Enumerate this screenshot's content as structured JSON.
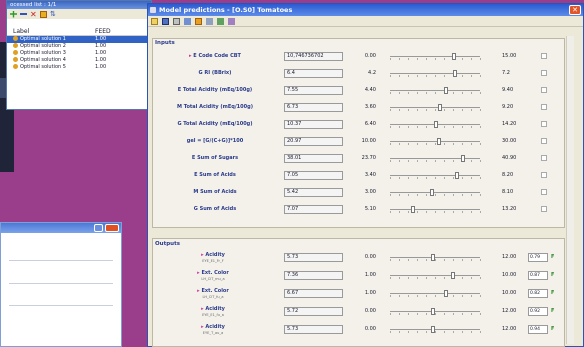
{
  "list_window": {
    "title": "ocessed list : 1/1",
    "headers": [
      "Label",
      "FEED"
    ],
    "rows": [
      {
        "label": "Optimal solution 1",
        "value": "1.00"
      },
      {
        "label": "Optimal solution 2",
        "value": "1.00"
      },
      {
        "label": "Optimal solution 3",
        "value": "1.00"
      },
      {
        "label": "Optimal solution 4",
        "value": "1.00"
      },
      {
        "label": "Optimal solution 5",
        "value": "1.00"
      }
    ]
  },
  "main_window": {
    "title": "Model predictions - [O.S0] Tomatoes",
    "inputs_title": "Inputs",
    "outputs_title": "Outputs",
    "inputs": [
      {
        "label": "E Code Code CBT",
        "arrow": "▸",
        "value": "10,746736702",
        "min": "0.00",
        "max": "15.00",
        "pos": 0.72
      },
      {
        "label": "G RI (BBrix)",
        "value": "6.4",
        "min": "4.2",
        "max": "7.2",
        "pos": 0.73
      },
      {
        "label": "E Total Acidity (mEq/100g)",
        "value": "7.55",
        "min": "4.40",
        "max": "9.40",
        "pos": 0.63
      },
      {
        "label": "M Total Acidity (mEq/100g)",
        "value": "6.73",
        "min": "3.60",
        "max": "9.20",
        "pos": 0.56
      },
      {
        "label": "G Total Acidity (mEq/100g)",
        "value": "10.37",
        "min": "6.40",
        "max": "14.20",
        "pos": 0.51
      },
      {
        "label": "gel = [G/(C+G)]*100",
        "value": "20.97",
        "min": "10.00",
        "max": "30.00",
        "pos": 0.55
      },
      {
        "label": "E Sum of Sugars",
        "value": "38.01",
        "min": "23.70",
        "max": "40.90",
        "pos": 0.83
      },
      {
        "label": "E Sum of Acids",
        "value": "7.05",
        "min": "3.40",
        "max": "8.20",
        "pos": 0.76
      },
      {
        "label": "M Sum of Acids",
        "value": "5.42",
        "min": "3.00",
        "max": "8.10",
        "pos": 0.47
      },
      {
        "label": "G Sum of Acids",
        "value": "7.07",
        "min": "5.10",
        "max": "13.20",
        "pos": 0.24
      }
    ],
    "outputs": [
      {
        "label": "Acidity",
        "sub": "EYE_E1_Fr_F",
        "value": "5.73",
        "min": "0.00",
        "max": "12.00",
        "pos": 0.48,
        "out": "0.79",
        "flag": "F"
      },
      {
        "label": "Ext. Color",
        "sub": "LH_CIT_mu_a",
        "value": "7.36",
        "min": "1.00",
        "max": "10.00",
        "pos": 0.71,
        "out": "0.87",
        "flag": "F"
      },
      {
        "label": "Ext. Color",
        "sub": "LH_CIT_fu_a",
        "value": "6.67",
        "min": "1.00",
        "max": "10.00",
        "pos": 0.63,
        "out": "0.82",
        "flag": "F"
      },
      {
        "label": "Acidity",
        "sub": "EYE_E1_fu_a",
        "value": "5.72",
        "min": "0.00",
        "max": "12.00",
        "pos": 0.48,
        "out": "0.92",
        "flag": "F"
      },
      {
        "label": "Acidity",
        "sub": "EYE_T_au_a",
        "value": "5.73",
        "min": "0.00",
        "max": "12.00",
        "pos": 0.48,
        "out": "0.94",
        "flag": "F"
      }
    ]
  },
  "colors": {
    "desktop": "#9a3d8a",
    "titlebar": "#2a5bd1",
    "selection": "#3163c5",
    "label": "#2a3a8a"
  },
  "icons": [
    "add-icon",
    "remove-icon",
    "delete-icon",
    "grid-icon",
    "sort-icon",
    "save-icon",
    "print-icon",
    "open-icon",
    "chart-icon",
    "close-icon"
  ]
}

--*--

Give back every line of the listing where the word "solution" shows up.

        "label": "Optimal solution 1",
        "label": "Optimal solution 2",
        "label": "Optimal solution 3",
        "label": "Optimal solution 4",
        "label": "Optimal solution 5",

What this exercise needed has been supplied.